The ULSD Blues

Think you know when you're filling up with ULSD? You may not be as smart as you think you are.


It's been a week since I was at the Technology & Maintenance Council (TMC) Meeting & Expo in Orlando, and my ears are still ringing from the Fleet Talk session. For those of you who've never been to a TMC meeting, Fleet Talk is a special session at which fleet maintenance managers get to gripe freely about the problems they're having with products, regulations, TMC, DOT, OSHA, you name it.   As an editor, I love these meetings, because it gives me a chance to hear the unedited, unguarded opinions of a roomful of very outspoken fleet professionals. I hear things at this meeting that I never hear anywhere else, and I love it.   Last week's meeting started right out with a lot of complaints about ultra-low sulfur diesel fuel (ULSD): fuel economy is down, fuel filter changes are up, and gel points are up as well. None of that came as a huge shock, but what did surprise me was talk about mislabeled ULSD pumps. According to Darry Stuart, TMC's General Chairman and moderator of the Fleet Talk meeting, 30 to 35 percent of ULSD pumps in the US are not labelled correctly.   Now, why would that be so? Well, according to some of the folks at the meeting, diesel fuel suppliers are so paranoid that a batch of ULSD will be contaminated--for whatever reason--that they are NOT labeling ULSD as ULSD. The thinking is that if they ever failed an inspection--say, for instance, a tank of what is supposed to be ULSD actually had 17 ppm of sulfur instead of the 15 allowed--they would be heavily fined. If, however, that contaminated ULSD isn't being sold as ULSD--in other words, if there's no ULSD label on the pump--there's no fine. Theoretically, at least.   So, is this really happening, or is it an old wives' tale?
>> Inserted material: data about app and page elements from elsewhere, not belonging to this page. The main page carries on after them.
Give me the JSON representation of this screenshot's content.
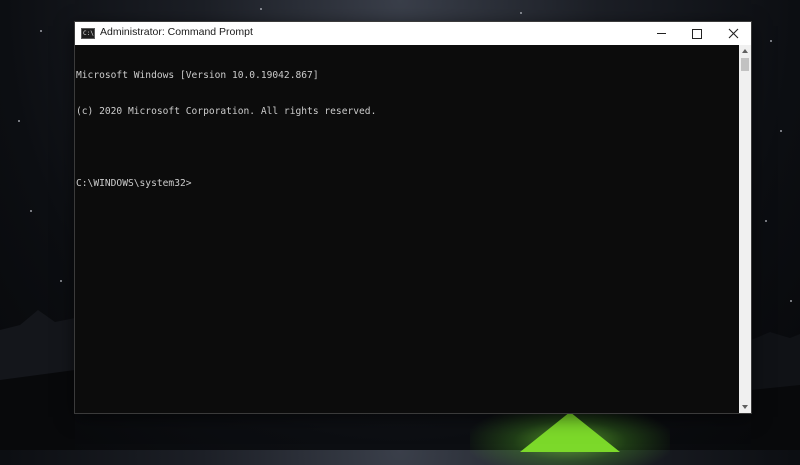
{
  "window": {
    "title": "Administrator: Command Prompt",
    "icon": "cmd-app-icon"
  },
  "controls": {
    "minimize": "minimize-icon",
    "maximize": "maximize-icon",
    "close": "close-icon"
  },
  "console": {
    "lines": [
      "Microsoft Windows [Version 10.0.19042.867]",
      "(c) 2020 Microsoft Corporation. All rights reserved.",
      "",
      "C:\\WINDOWS\\system32>"
    ]
  },
  "colors": {
    "console_bg": "#0c0c0c",
    "console_text": "#cccccc",
    "titlebar_bg": "#ffffff"
  }
}
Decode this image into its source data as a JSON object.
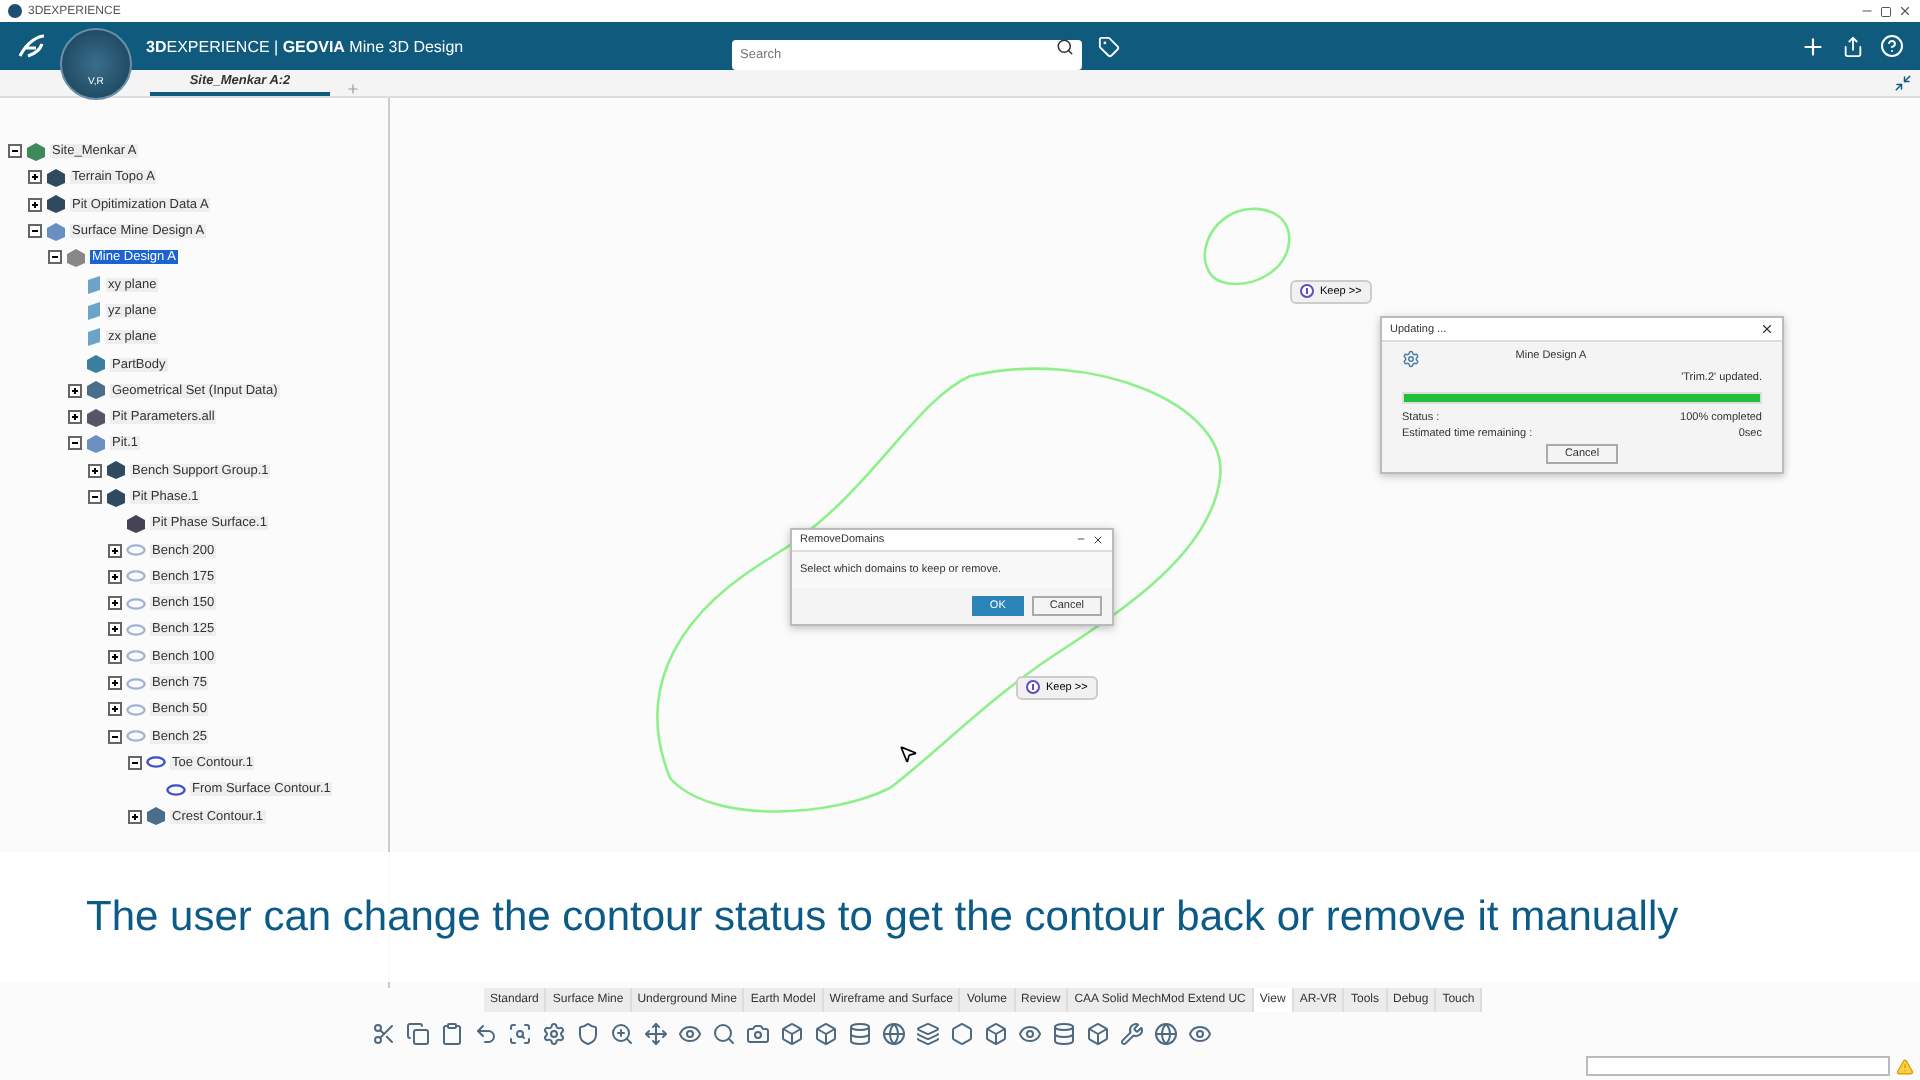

I'm not sure what to believe, but I know that if I were a fleet operator, I'd be having a LOT of very honest conversations with my fuel supplier.